I was very active in the Chicago Jewish community and, when the position of Executive Director at a large Reform synagogue was offered to me, I grabbed it. A few years later, I was off to serve communities in Atlanta, then Dallas, then St. Petersburg. My parents urged me to come back to North Carolina, and I was ready to do that after my contract in St. Pete ended. But there was one more opportunity. I had an amazing year directing a planned giving program for the Jewish communities in Tampa, Orlando, and Pinellas County. What could be more wonderful than helping very generous people make sure their support for their favorite causes lives on?!
I volunteer in the Guardian ad Litem program, serving as a child’s advocate. My other big project is serving as Cantor and President of Temple Beth Shalom/The Hickory Jewish Center. In addition to caring for my parents (ages 100 and 92, respectively), I take lots of online classes – exercise and Jewish studies. The only thing I miss is travel during the pandemic. It’s so good to be with family here, but I miss being with my husband’s kids and our grandkids in Chicago and Los Angeles and especially our seven great-grands in Los Angeles.

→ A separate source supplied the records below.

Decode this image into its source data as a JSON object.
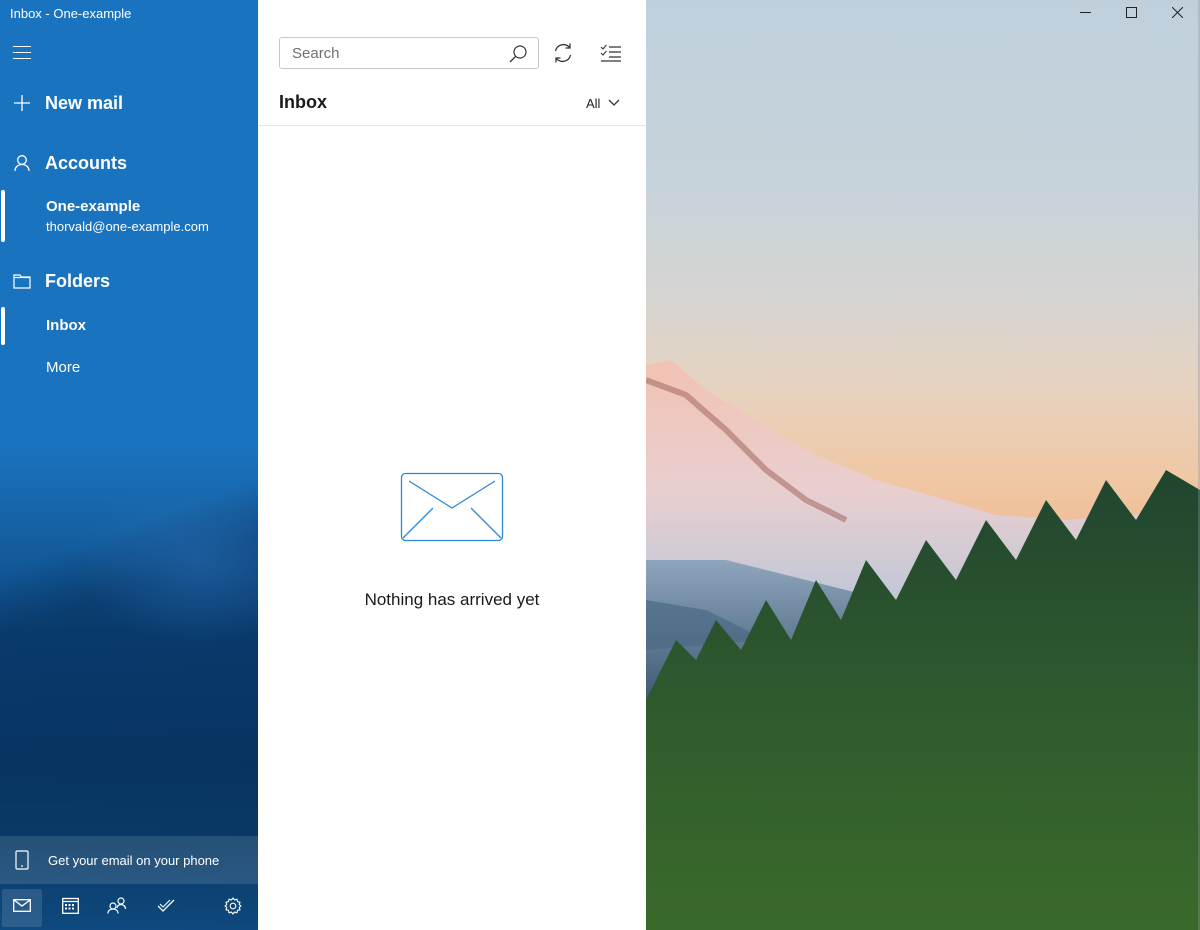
{
  "window": {
    "title": "Inbox - One-example",
    "controls": {
      "minimize": "minimize",
      "maximize": "maximize",
      "close": "close"
    }
  },
  "sidebar": {
    "menu_icon": "hamburger-icon",
    "new_mail_label": "New mail",
    "accounts_label": "Accounts",
    "account": {
      "name": "One-example",
      "email": "thorvald@one-example.com"
    },
    "folders_label": "Folders",
    "folders": [
      {
        "label": "Inbox",
        "selected": true
      },
      {
        "label": "More",
        "selected": false
      }
    ],
    "phone_promo": "Get your email on your phone",
    "bottom_nav": [
      {
        "name": "mail",
        "icon": "mail-icon",
        "active": true
      },
      {
        "name": "calendar",
        "icon": "calendar-icon",
        "active": false
      },
      {
        "name": "people",
        "icon": "people-icon",
        "active": false
      },
      {
        "name": "to-do",
        "icon": "todo-check-icon",
        "active": false
      },
      {
        "name": "settings",
        "icon": "gear-icon",
        "active": false
      }
    ],
    "accent_color": "#1a73be"
  },
  "list": {
    "search_placeholder": "Search",
    "search_value": "",
    "folder_title": "Inbox",
    "filter_value": "All",
    "empty_message": "Nothing has arrived yet",
    "empty_icon_color": "#2b88d8"
  }
}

Since returning to Hickory, the Hickory Choral Society has become an important part of my life. I am enjoying making virtual music until we can be together in person again!
LEAVE A LEGACY!
Please remember the Hickory Choral Society with a gift in your will, trust, retirement account, or life insurance policy. Contact the HCS office for more information.
Special gifts to the J. Don Coleman Education Fund Given in MEMORY of
- Mary Anne Milholland by Don and Toni Coleman
- Joel Reece by Don and Toni Coleman
- Wanda Simmons by Don and Toni Coleman
- F. P. Wright by Don and Toni Coleman
- Beverly White by Don and Toni Coleman
- Howard Prui; by Don and Toni Coleman
- Cyndee Propst Brown given by Susan Goldstein
- Reindeer Bowman given by DeLane Bowman
Given in HONOR of
- The 2019-20 Board of Directors, Don Coleman, Tammy Shook, Celia Sexton, and Bonita Ferretti for their outstanding leadership and support this past year by Karen Whitworth
Other gifts given by
- Brian Hill
- Michael Roper
Special gifts to the Conductor’s Endowment Fund Given by
- Bob & Sara Johnson
- Nancy Wilfong
- Paul & Laila Caporossi
- Karen Whitworth
Donations to the new rehearsal hall chairs
- In memory of Dan Davila given by Kathy and Richard Greathouse
- In memory of Leon Lewis given by Elinor Lewis
HCS Board of Directors
Kyle Canerday President
Susan Goldstein Vice President
Karen Whitworth Immediate Past President
Charles Bolick Treasurer
DeLane Bowman Secretary
Denise Bilhorn Member-at-large
Kellie Light Member-at-large
Brian Stone Member-at-large
Bucky Robbins Property
Lu Litton Griffin Publicity
Ryan Luhrs Artistic Director/Conductor
Celia Sexton Associate Conductor
Tammy Shook Associate Conductor
Bonita Ferretti Business Manager